It is stated in 5 Cal.Jur.10-Yr.Supp., p. 118, that the remedy by way of declaratory relief does not affect any other remedy; nor is it affected by the existence of another remedy; and, at page 125, that declaratory relief extends to a determination of questions as to the validity, construction, operation and effect of statutes and ordinances, and that a zoning ordinance is, for example, a proper subject of a declaratory judgment as to validity and construction of provisions. And it is said in Borchard's ‘Declaratory Judgments,’ 2d Ed., pp. 302, 303, that ‘it is wrong for courts to decline a declaration on the mere ground that another remedy was available, for declaratory relief was not intended to be exclusive or extraordinary, but alternative and optional. It is only where the court believes that more effective relief can and should be obtained by another procedure and that for that reason a declaration will not serve a useful purpose, that it is justified in refusing a declaration because of the availability of another remedy.’
Respondent says in his brief that plaintiffs should have resorted to mandamus to compel the enforcement of the ordinance by the proper county authorities; but as to right of a party to resort to an action for declaratory relief though other remedies may be available, the court said in Maguire v. Hibernia Savings & Loan Soc., 23 Cal.2d 719, 732, 146 P.2d 673, 680, 151 A.L.R. 1062, that before a court may deny declaratory relief on the ground that other remedies exist, ‘it must clearly appear that the asserted alternative remedies are available to the plaintiff and that they are speedy and adequate or as well suited to the plaintiff's needs as declaratory relief.’ To the same effect is the opinion in Columbia Pictures Corporation v. De Toth, 26 Cal.2d 753, 761, 161 P.2d 217, 162 A.L.R. 747.

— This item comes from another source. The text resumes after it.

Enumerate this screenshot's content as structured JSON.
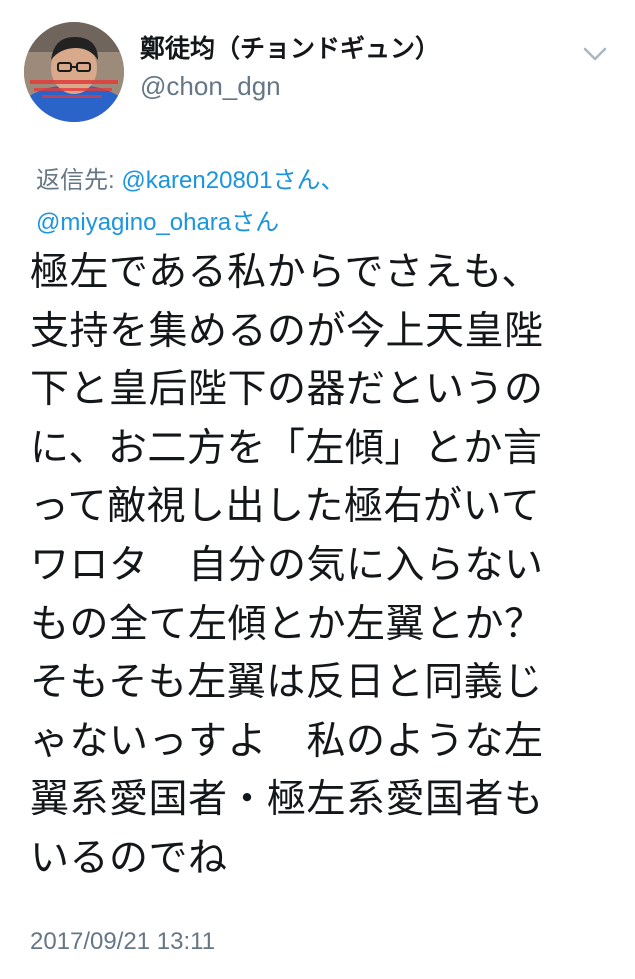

The judgment is reversed.
ADAMS, Presiding Justice.
SCHOTTKY, J. pro tem., and THOMPSON, J., concur. Hearing denied; CARTER and SCHAUER, JJ., dissenting.